— WHAT NEEDS TO BE DONE —
Please copy each line of the listing that includes the string "Custom".

- - -

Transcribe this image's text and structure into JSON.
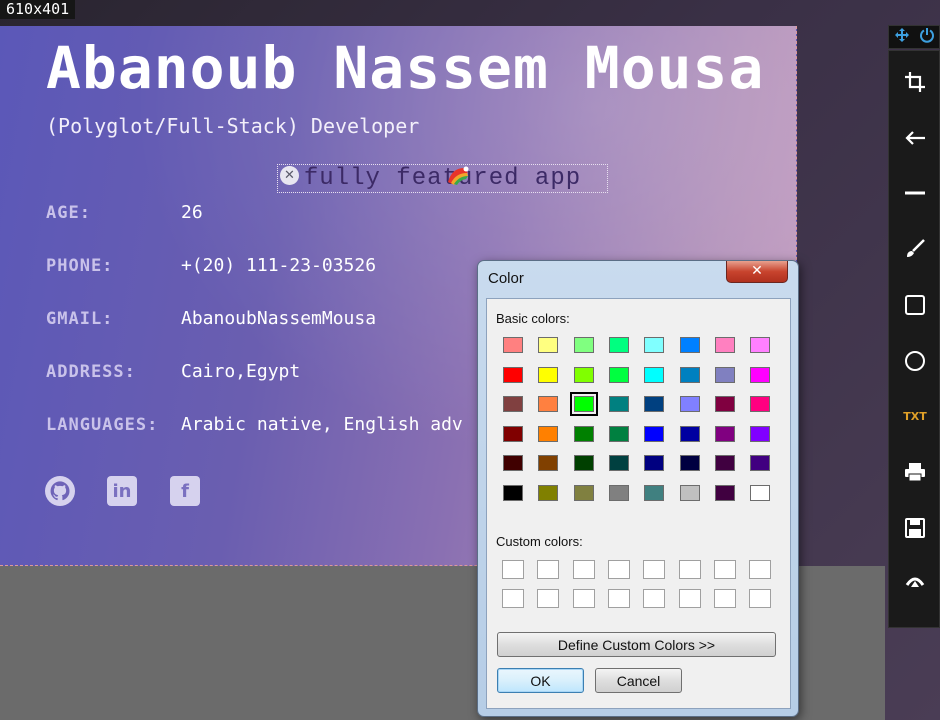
{
  "overlay": {
    "size_label": "610x401"
  },
  "capture": {
    "name": "Abanoub Nassem Mousa",
    "role": "(Polyglot/Full-Stack) Developer",
    "info": [
      {
        "label": "AGE:",
        "value": "26"
      },
      {
        "label": "PHONE:",
        "value": "+(20) 111-23-03526"
      },
      {
        "label": "GMAIL:",
        "value": "AbanoubNassemMousa"
      },
      {
        "label": "ADDRESS:",
        "value": "Cairo,Egypt"
      },
      {
        "label": "LANGUAGES:",
        "value": "Arabic native, English adv"
      }
    ],
    "social": [
      "github-icon",
      "linkedin-icon",
      "facebook-icon"
    ]
  },
  "annotation": {
    "text": "fully featured app",
    "close_icon": "close-icon",
    "color_icon": "color-palette-icon"
  },
  "toolbar": {
    "top": [
      "move-icon",
      "power-icon"
    ],
    "tools": [
      "crop-icon",
      "arrow-left-icon",
      "line-icon",
      "brush-icon",
      "rectangle-icon",
      "ellipse-icon",
      "TXT",
      "print-icon",
      "save-icon",
      "upload-icon"
    ]
  },
  "dialog": {
    "title": "Color",
    "close": "✕",
    "basic_label": "Basic colors:",
    "custom_label": "Custom colors:",
    "define_button": "Define Custom Colors >>",
    "ok_button": "OK",
    "cancel_button": "Cancel",
    "basic_colors": [
      [
        "#ff8080",
        "#ffff80",
        "#80ff80",
        "#00ff80",
        "#80ffff",
        "#0080ff",
        "#ff80c0",
        "#ff80ff"
      ],
      [
        "#ff0000",
        "#ffff00",
        "#80ff00",
        "#00ff40",
        "#00ffff",
        "#0080c0",
        "#8080c0",
        "#ff00ff"
      ],
      [
        "#804040",
        "#ff8040",
        "#00ff00",
        "#008080",
        "#004080",
        "#8080ff",
        "#800040",
        "#ff0080"
      ],
      [
        "#800000",
        "#ff8000",
        "#008000",
        "#008040",
        "#0000ff",
        "#0000a0",
        "#800080",
        "#8000ff"
      ],
      [
        "#400000",
        "#804000",
        "#004000",
        "#004040",
        "#000080",
        "#000040",
        "#400040",
        "#400080"
      ],
      [
        "#000000",
        "#808000",
        "#808040",
        "#808080",
        "#408080",
        "#c0c0c0",
        "#400040",
        "#ffffff"
      ]
    ],
    "selected": [
      2,
      2
    ]
  }
}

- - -

— WRITTEN ANSWER —
    "custom_label": "Custom colors:",
    "define_button": "Define Custom Colors >>",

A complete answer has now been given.